YOUR ASSIGNMENT
Here the requirement is to repeat every record exactly, in full.

-- RECORDS FOR THIS TASK follows --

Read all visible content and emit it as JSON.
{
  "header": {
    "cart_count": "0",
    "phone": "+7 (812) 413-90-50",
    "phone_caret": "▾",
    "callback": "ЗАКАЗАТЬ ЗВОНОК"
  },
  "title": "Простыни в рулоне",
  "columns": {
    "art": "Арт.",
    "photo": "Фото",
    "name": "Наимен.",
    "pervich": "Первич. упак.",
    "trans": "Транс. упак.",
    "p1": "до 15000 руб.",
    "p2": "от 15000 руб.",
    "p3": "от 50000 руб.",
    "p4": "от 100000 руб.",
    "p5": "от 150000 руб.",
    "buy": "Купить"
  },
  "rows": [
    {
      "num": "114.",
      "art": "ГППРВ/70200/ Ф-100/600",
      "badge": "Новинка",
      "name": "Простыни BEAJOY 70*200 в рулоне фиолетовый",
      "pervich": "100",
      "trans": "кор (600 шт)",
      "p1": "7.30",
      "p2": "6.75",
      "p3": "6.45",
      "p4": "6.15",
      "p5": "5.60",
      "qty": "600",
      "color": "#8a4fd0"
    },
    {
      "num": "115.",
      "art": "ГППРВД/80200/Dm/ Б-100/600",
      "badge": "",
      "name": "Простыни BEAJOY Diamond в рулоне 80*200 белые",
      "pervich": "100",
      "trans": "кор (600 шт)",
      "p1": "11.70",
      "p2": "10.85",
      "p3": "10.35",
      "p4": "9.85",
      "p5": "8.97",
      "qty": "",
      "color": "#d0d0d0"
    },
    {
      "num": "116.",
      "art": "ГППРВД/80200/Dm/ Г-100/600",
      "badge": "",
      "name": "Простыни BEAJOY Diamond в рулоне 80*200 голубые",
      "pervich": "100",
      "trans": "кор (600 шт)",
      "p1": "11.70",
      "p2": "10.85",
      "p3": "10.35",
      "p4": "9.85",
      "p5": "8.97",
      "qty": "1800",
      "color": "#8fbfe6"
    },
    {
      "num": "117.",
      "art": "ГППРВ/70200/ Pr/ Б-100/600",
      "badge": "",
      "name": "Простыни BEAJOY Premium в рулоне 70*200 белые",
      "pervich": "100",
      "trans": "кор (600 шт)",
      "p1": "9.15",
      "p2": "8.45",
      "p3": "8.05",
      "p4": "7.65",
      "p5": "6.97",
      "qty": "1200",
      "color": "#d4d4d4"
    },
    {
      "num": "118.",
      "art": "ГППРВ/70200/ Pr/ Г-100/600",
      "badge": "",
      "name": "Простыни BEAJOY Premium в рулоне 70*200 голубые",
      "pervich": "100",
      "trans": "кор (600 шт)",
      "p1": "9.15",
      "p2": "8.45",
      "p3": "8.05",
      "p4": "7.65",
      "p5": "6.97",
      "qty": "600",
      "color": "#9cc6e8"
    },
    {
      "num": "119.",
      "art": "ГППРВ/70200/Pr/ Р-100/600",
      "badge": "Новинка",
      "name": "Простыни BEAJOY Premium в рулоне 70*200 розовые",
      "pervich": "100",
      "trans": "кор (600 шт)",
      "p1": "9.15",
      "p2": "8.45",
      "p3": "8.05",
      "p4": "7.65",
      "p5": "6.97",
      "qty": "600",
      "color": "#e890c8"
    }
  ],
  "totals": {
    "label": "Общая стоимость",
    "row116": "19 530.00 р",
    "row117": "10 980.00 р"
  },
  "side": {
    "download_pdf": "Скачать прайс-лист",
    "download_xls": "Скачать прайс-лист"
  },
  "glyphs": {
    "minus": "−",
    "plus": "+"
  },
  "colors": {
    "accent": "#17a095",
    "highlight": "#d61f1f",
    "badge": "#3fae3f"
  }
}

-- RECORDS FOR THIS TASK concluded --

EXERCISE ANSWER
Read all visible content and emit it as JSON.
{
  "header": {
    "cart_count": "0",
    "phone": "+7 (812) 413-90-50",
    "phone_caret": "▾",
    "callback": "ЗАКАЗАТЬ ЗВОНОК"
  },
  "title": "Простыни в рулоне",
  "columns": {
    "art": "Арт.",
    "photo": "Фото",
    "name": "Наимен.",
    "pervich": "Первич. упак.",
    "trans": "Транс. упак.",
    "p1": "до 15000 руб.",
    "p2": "от 15000 руб.",
    "p3": "от 50000 руб.",
    "p4": "от 100000 руб.",
    "p5": "от 150000 руб.",
    "buy": "Купить"
  },
  "rows": [
    {
      "num": "114.",
      "art": "ГППРВ/70200/ Ф-100/600",
      "badge": "Новинка",
      "name": "Простыни BEAJOY 70*200 в рулоне фиолетовый",
      "pervich": "100",
      "trans": "кор (600 шт)",
      "p1": "7.30",
      "p2": "6.75",
      "p3": "6.45",
      "p4": "6.15",
      "p5": "5.60",
      "qty": "600",
      "color": "#8a4fd0"
    },
    {
      "num": "115.",
      "art": "ГППРВД/80200/Dm/ Б-100/600",
      "badge": "",
      "name": "Простыни BEAJOY Diamond в рулоне 80*200 белые",
      "pervich": "100",
      "trans": "кор (600 шт)",
      "p1": "11.70",
      "p2": "10.85",
      "p3": "10.35",
      "p4": "9.85",
      "p5": "8.97",
      "qty": "",
      "color": "#d0d0d0"
    },
    {
      "num": "116.",
      "art": "ГППРВД/80200/Dm/ Г-100/600",
      "badge": "",
      "name": "Простыни BEAJOY Diamond в рулоне 80*200 голубые",
      "pervich": "100",
      "trans": "кор (600 шт)",
      "p1": "11.70",
      "p2": "10.85",
      "p3": "10.35",
      "p4": "9.85",
      "p5": "8.97",
      "qty": "1800",
      "color": "#8fbfe6"
    },
    {
      "num": "117.",
      "art": "ГППРВ/70200/ Pr/ Б-100/600",
      "badge": "",
      "name": "Простыни BEAJOY Premium в рулоне 70*200 белые",
      "pervich": "100",
      "trans": "кор (600 шт)",
      "p1": "9.15",
      "p2": "8.45",
      "p3": "8.05",
      "p4": "7.65",
      "p5": "6.97",
      "qty": "1200",
      "color": "#d4d4d4"
    },
    {
      "num": "118.",
      "art": "ГППРВ/70200/ Pr/ Г-100/600",
      "badge": "",
      "name": "Простыни BEAJOY Premium в рулоне 70*200 голубые",
      "pervich": "100",
      "trans": "кор (600 шт)",
      "p1": "9.15",
      "p2": "8.45",
      "p3": "8.05",
      "p4": "7.65",
      "p5": "6.97",
      "qty": "600",
      "color": "#9cc6e8"
    },
    {
      "num": "119.",
      "art": "ГППРВ/70200/Pr/ Р-100/600",
      "badge": "Новинка",
      "name": "Простыни BEAJOY Premium в рулоне 70*200 розовые",
      "pervich": "100",
      "trans": "кор (600 шт)",
      "p1": "9.15",
      "p2": "8.45",
      "p3": "8.05",
      "p4": "7.65",
      "p5": "6.97",
      "qty": "600",
      "color": "#e890c8"
    }
  ],
  "totals": {
    "label": "Общая стоимость",
    "row116": "19 530.00 р",
    "row117": "10 980.00 р"
  },
  "side": {
    "download_pdf": "Скачать прайс-лист",
    "download_xls": "Скачать прайс-лист"
  },
  "glyphs": {
    "minus": "−",
    "plus": "+"
  },
  "colors": {
    "accent": "#17a095",
    "highlight": "#d61f1f",
    "badge": "#3fae3f"
  }
}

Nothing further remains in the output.